This ploy could be particularly instrumental in thwarting Democratic Gov. Roy Cooper’s vetoes of hotly debated measures such as relaxed gun regulations and tougher abortion restrictions.
This raises concerns from Democrats that the GOP could hold “ambush votes.”
House Minority Leader Robert Reives didn’t mince words, saying the new rule “holds people hostage.”
“Say we’re in the middle of notices and announcements. People have started clearing out. They’re going home. They’re going to see their families, to have dinner, things of that sort. All of a sudden, that (veto override) can be called up,” Reives said.
House Speaker Tim Moore says he doesn’t see what the big deal is.
“Why are we treating a veto override procedural vote different than the others?” said Moore, overlooking the fact that he had supported the old rule … until now he doesn’t.
It’s not as if Republicans don’t already hold a firm grip on the legislature.
Republicans hold a supermajority in the Senate and fell only one vote short of one in the House in last fall’s midterm election.
Moore and his Republican counterpart in the Senate, Phil Berger, even said in November that they were confident that they could persuade at least one Democrat to side with them.
House Majority Whip Jon Hardister of Greensboro said he voted for the new rule beccause “This streamlines the process.” Hardister said the rule makes it unnecessary for the House Principal Clerk to place veto override votes on the calendar each day.”
Democrats don’t see it that way.
The governor said last week in a written statement: “Not letting the public know when veto override votes will occur slaps democracy in the face and deceives citizen legislators who have overlapping work, family and constituent responsibilities they could change if they have proper notice,” Cooper’s statement said.
“Critical issues like women’s health, gun safety and voting rights are on the line, and Republican House leaders need to keep things above board and offer at least 24 hours notice before veto override votes as Senator Berger has done in the Senate,” he said. “It’s a shame that House Republican leaders believe they can only override a veto through deception, surprise and trickery.”
Cooper has a point.
In 2019, House Republicans overrode Cooper’s veto of their budget one morning when nearly half of the House’s membership was absent. A number of Democrats said they were not there because they had been told there would be no votes that morning. One Democrat was attending a 9/11 memorial service in Raeford.

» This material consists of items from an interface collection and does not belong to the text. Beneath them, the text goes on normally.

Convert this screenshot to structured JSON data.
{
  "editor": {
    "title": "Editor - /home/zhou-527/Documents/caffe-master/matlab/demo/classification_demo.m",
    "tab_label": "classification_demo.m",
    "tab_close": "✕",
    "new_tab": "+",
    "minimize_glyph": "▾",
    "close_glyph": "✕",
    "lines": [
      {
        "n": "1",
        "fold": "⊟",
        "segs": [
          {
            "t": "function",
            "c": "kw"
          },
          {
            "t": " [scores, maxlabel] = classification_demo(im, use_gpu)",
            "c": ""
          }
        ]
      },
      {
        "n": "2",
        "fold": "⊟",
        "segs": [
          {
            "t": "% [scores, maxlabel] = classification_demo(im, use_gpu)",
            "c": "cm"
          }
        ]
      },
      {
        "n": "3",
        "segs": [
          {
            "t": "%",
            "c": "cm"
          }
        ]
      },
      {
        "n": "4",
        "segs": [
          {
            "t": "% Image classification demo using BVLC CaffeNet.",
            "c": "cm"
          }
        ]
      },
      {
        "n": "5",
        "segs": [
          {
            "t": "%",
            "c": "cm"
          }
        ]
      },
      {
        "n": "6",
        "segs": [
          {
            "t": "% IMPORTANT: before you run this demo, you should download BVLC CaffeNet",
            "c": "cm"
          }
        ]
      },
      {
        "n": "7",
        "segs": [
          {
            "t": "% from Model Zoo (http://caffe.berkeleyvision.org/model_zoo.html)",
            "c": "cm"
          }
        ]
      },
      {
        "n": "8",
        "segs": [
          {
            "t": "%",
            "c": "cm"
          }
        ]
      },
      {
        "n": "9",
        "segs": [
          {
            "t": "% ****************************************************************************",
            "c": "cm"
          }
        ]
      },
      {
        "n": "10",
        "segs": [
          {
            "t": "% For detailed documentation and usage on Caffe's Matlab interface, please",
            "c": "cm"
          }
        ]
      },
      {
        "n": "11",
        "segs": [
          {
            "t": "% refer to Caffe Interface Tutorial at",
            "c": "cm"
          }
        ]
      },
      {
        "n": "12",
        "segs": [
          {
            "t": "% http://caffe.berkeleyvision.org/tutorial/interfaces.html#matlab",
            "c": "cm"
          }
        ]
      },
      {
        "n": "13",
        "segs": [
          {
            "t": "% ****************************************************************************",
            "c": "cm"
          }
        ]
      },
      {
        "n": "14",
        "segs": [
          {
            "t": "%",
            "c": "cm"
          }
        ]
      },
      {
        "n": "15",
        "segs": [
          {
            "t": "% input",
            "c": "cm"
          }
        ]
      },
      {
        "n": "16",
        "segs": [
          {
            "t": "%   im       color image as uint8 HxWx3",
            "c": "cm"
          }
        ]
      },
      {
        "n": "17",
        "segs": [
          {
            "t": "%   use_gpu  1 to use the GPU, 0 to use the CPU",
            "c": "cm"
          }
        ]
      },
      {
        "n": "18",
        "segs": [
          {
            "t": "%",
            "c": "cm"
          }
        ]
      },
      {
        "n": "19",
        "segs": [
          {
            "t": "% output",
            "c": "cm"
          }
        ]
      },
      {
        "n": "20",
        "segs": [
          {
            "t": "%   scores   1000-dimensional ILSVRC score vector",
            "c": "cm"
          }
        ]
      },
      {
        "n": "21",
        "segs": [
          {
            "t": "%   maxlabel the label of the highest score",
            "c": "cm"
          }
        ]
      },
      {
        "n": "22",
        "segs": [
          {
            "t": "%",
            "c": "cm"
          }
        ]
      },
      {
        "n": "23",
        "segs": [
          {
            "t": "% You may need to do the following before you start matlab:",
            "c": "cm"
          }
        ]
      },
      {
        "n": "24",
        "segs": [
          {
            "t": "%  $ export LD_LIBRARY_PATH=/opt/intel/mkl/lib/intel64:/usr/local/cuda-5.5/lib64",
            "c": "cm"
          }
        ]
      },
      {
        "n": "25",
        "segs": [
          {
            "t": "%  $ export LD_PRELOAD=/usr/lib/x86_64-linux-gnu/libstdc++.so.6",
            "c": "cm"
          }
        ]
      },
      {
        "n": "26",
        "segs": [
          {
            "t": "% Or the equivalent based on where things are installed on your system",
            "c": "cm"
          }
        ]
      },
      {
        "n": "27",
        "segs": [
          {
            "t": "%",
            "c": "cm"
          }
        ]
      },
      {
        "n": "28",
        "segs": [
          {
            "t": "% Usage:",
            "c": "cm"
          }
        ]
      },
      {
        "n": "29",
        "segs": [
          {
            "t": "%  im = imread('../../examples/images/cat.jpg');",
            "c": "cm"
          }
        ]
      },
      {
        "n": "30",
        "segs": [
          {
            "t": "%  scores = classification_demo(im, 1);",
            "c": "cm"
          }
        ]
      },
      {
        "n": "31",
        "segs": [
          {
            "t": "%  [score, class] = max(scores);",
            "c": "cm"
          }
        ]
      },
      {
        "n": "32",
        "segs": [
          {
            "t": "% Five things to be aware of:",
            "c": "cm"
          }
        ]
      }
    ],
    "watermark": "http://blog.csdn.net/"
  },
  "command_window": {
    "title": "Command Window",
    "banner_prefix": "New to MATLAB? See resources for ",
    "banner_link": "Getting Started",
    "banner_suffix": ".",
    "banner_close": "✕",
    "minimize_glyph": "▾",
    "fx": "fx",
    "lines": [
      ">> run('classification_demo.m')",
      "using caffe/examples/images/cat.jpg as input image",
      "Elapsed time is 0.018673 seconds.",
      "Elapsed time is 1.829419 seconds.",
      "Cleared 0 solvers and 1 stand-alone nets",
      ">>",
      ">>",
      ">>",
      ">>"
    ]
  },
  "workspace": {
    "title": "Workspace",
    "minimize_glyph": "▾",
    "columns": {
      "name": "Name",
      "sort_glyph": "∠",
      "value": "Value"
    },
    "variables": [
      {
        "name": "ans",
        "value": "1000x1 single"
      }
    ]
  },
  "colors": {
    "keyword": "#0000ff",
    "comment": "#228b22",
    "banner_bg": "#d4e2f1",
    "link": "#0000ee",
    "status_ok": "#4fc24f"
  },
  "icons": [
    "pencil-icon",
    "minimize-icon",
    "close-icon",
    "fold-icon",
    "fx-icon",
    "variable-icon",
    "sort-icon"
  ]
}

For his part, Moore’s defense of the rule is, at best, confusing. And contradictory.
On the one hand, he says, he doesn’t really need it.
On the other he says there’ll be no surprises.
Except like in 2019 because, well, you know, things happen.
Bottom line: Moore wants us to trust what he says rather than what he does. No, thank you.